→ Material provided:

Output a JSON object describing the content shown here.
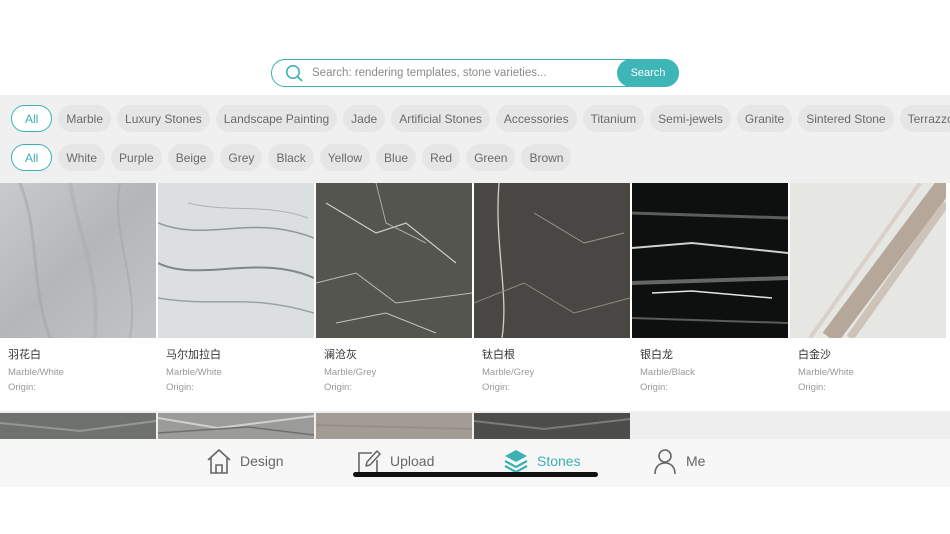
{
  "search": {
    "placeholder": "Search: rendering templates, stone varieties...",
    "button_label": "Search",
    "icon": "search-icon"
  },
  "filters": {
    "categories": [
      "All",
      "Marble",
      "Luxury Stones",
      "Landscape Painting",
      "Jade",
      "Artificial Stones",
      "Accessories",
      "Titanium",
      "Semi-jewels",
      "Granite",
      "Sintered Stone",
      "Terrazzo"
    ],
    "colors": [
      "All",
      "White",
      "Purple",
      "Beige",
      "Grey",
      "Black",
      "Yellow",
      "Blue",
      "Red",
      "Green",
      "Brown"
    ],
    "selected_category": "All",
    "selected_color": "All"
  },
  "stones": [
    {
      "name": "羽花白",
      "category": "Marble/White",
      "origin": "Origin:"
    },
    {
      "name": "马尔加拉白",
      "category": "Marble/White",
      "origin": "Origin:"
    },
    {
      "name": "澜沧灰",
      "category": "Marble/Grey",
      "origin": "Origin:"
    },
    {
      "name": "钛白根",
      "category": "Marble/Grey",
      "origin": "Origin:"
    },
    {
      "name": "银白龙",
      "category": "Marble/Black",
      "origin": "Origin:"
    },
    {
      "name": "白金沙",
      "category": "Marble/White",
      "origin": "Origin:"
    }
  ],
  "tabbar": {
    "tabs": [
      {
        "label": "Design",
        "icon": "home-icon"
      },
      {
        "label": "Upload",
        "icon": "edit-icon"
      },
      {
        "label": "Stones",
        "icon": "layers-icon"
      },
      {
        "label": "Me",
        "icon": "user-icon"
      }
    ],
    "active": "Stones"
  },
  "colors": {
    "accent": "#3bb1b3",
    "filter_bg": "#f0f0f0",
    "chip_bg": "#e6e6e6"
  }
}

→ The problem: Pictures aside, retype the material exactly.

→ Output:
Output a JSON object describing the content shown here.
{
  "search": {
    "placeholder": "Search: rendering templates, stone varieties...",
    "button_label": "Search",
    "icon": "search-icon"
  },
  "filters": {
    "categories": [
      "All",
      "Marble",
      "Luxury Stones",
      "Landscape Painting",
      "Jade",
      "Artificial Stones",
      "Accessories",
      "Titanium",
      "Semi-jewels",
      "Granite",
      "Sintered Stone",
      "Terrazzo"
    ],
    "colors": [
      "All",
      "White",
      "Purple",
      "Beige",
      "Grey",
      "Black",
      "Yellow",
      "Blue",
      "Red",
      "Green",
      "Brown"
    ],
    "selected_category": "All",
    "selected_color": "All"
  },
  "stones": [
    {
      "name": "羽花白",
      "category": "Marble/White",
      "origin": "Origin:"
    },
    {
      "name": "马尔加拉白",
      "category": "Marble/White",
      "origin": "Origin:"
    },
    {
      "name": "澜沧灰",
      "category": "Marble/Grey",
      "origin": "Origin:"
    },
    {
      "name": "钛白根",
      "category": "Marble/Grey",
      "origin": "Origin:"
    },
    {
      "name": "银白龙",
      "category": "Marble/Black",
      "origin": "Origin:"
    },
    {
      "name": "白金沙",
      "category": "Marble/White",
      "origin": "Origin:"
    }
  ],
  "tabbar": {
    "tabs": [
      {
        "label": "Design",
        "icon": "home-icon"
      },
      {
        "label": "Upload",
        "icon": "edit-icon"
      },
      {
        "label": "Stones",
        "icon": "layers-icon"
      },
      {
        "label": "Me",
        "icon": "user-icon"
      }
    ],
    "active": "Stones"
  },
  "colors": {
    "accent": "#3bb1b3",
    "filter_bg": "#f0f0f0",
    "chip_bg": "#e6e6e6"
  }
}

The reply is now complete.